**What is being asked**: Search for the word "this" in the entries. Each line that holds it should be copied.

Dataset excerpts
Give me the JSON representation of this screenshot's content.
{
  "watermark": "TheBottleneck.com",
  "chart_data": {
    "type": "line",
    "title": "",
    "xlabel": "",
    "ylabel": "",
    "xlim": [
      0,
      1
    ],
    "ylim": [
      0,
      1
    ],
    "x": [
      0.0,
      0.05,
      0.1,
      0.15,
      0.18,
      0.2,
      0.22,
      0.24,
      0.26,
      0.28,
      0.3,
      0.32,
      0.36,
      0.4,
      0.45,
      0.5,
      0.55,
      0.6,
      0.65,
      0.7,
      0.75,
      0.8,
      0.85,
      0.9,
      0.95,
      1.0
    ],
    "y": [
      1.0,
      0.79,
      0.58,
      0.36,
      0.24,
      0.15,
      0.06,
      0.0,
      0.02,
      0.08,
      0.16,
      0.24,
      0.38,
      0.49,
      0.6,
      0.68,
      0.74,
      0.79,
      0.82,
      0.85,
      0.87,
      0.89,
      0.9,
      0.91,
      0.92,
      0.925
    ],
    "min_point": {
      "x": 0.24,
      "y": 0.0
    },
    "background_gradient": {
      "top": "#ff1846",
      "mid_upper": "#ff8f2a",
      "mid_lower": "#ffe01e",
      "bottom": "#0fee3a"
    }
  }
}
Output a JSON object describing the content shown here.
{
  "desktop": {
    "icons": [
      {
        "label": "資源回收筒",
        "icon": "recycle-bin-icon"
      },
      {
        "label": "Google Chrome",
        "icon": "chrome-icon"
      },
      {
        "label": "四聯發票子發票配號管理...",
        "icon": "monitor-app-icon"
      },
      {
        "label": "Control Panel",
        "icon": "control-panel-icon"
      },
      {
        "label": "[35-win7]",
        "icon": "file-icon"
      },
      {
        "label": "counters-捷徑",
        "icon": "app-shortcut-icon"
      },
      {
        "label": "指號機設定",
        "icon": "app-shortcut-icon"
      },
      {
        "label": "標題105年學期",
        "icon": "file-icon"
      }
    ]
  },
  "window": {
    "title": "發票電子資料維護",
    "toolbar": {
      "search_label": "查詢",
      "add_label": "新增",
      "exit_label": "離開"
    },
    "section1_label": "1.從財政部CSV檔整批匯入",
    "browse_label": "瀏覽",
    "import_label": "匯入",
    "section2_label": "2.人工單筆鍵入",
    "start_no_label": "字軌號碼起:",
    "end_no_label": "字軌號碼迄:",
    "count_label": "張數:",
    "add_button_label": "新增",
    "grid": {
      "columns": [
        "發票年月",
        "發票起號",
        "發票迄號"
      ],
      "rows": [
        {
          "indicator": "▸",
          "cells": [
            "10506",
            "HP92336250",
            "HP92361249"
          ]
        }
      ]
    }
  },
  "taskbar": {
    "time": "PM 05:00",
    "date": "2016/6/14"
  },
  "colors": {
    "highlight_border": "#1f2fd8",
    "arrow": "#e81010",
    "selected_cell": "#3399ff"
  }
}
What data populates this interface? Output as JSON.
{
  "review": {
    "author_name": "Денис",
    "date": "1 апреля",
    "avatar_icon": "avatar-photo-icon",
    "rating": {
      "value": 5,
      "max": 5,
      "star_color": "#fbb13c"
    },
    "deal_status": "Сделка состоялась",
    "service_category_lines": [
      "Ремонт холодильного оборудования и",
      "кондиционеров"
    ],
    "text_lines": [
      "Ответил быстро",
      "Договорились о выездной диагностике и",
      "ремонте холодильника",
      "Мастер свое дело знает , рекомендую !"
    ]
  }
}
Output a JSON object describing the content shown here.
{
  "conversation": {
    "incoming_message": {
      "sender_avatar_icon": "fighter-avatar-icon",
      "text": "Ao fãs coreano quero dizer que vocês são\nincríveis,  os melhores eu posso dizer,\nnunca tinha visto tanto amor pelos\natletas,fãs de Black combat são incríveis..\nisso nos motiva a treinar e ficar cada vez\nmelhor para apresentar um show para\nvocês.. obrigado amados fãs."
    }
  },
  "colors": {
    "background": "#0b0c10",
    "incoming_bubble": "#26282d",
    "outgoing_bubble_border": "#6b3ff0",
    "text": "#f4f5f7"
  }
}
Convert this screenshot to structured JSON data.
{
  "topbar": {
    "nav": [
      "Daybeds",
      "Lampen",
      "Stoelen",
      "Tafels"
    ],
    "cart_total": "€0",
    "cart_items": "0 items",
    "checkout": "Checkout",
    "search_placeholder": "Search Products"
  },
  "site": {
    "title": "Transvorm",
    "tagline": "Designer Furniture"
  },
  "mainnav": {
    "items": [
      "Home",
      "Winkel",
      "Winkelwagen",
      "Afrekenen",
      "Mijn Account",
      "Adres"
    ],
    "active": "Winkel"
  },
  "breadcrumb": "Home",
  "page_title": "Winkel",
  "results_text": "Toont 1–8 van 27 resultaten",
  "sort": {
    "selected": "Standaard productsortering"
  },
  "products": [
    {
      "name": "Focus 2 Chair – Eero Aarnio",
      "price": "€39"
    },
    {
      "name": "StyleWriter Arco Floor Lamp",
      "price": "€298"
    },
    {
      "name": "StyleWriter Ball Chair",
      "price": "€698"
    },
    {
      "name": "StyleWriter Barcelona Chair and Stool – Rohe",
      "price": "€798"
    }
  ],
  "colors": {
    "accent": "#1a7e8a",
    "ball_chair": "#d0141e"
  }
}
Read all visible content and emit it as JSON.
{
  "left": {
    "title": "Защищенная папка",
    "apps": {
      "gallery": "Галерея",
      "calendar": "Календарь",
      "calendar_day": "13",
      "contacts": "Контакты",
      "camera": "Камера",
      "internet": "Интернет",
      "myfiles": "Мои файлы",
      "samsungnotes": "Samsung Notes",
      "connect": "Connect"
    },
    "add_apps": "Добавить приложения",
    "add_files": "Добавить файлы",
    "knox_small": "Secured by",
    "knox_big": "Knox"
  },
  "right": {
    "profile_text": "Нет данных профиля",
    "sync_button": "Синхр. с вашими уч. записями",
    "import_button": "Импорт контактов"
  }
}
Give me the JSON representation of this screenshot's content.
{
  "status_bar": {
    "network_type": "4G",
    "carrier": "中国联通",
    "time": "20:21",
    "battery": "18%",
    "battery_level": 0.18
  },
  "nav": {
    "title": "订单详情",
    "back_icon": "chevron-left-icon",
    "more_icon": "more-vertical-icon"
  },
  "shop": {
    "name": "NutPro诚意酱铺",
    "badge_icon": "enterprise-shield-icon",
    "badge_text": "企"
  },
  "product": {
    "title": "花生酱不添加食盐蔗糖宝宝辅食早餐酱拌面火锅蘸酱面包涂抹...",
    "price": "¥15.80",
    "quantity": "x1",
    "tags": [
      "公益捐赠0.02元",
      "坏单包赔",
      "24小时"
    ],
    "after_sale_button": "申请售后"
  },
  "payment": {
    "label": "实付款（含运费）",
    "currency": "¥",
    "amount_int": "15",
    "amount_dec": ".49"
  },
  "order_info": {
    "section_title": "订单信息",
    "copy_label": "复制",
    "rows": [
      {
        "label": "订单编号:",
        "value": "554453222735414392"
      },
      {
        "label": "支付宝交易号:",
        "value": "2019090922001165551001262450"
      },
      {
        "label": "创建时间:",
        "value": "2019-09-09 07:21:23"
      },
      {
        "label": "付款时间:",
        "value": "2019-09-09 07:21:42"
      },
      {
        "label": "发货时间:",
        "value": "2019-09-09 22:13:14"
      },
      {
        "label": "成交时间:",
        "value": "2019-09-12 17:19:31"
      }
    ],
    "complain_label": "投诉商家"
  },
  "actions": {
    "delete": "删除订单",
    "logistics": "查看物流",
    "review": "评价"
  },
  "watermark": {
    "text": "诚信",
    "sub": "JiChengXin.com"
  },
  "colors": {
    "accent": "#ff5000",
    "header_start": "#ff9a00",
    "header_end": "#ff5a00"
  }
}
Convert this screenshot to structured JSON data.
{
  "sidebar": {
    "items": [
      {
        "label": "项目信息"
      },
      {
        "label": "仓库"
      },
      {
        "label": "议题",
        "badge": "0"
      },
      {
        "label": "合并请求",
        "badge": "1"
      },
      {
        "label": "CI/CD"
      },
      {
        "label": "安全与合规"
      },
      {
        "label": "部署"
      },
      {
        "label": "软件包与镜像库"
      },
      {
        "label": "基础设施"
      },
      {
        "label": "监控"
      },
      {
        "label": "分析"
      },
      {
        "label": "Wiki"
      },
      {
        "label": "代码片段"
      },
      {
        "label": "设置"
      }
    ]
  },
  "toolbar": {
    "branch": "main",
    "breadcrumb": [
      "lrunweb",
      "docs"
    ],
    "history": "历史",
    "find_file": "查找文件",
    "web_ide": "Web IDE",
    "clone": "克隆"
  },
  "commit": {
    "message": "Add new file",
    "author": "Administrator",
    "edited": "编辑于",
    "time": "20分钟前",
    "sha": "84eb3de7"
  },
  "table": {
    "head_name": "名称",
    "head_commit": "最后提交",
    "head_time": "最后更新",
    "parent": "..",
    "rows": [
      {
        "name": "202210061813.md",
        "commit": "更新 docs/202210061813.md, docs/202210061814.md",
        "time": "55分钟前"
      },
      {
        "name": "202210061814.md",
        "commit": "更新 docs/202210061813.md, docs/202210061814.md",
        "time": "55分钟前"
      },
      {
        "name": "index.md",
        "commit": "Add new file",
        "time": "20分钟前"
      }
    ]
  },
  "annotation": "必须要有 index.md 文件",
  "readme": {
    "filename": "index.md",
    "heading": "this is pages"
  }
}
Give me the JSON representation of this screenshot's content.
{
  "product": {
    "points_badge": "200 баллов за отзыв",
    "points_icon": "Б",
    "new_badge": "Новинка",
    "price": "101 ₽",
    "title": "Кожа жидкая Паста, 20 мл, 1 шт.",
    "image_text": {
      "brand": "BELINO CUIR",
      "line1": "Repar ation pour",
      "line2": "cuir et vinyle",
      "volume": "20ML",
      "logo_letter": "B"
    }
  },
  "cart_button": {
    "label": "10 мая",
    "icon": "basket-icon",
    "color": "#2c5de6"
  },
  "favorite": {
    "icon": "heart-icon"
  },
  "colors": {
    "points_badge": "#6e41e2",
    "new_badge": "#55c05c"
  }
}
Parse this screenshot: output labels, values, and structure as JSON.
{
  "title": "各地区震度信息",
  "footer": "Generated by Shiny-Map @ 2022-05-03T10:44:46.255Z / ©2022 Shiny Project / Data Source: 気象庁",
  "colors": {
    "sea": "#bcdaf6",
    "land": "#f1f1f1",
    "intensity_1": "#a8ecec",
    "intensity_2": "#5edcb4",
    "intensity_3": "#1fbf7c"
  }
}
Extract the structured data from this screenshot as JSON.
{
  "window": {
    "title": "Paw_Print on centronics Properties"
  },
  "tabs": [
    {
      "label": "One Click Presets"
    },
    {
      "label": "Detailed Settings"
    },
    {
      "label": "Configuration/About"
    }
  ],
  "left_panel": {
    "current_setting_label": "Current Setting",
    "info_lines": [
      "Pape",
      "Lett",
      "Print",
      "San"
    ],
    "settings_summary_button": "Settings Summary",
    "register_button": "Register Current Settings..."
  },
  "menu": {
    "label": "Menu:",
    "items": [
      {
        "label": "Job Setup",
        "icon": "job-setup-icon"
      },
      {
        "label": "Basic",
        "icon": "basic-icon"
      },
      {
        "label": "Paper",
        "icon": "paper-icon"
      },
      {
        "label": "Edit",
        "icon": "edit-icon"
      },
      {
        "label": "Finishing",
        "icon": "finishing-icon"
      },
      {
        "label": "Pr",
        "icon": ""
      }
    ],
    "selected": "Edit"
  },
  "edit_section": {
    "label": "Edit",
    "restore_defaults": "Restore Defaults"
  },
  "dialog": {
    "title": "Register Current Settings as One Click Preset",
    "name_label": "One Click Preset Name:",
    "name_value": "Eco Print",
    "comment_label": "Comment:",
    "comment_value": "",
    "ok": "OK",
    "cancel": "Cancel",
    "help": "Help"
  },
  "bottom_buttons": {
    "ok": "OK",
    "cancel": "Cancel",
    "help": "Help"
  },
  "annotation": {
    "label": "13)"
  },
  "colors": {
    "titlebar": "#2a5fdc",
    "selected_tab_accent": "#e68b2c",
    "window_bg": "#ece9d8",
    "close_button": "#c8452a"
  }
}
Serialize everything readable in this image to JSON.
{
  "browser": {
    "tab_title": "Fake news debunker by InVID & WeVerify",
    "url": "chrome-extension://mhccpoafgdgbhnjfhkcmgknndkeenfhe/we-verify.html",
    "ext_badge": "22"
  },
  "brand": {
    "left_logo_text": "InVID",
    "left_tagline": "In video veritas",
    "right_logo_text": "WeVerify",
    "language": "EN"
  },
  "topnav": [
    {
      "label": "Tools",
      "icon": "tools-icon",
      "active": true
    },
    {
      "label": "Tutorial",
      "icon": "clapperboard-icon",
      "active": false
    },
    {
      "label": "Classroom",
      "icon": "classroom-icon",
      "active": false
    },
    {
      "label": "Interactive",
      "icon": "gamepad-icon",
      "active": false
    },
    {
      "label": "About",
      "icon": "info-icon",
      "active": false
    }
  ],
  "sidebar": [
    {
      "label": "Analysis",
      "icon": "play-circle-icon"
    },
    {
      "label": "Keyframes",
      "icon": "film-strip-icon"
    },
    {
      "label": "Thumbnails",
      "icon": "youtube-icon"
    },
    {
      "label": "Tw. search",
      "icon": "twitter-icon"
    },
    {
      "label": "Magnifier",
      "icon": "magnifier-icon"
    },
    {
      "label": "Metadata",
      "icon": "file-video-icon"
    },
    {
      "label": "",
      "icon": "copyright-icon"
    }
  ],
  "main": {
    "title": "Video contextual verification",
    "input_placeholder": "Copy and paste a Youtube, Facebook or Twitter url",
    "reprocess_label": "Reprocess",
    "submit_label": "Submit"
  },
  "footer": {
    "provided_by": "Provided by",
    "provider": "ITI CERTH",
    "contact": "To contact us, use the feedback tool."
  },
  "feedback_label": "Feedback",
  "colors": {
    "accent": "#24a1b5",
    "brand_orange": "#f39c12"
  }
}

**Task answer**:
Give me the JSON representation of this screenshot's content.
What data populates this interface? Output as JSON.
Convert this screenshot to structured JSON data.
Give me the JSON representation of this screenshot's content.
Convert this screenshot to structured JSON data.
    "heading": "this is pages"
Give me the JSON representation of this screenshot's content.
Parse this screenshot: output labels, values, and structure as JSON.
Extract the structured data from this screenshot as JSON.
Serialize everything readable in this image to JSON.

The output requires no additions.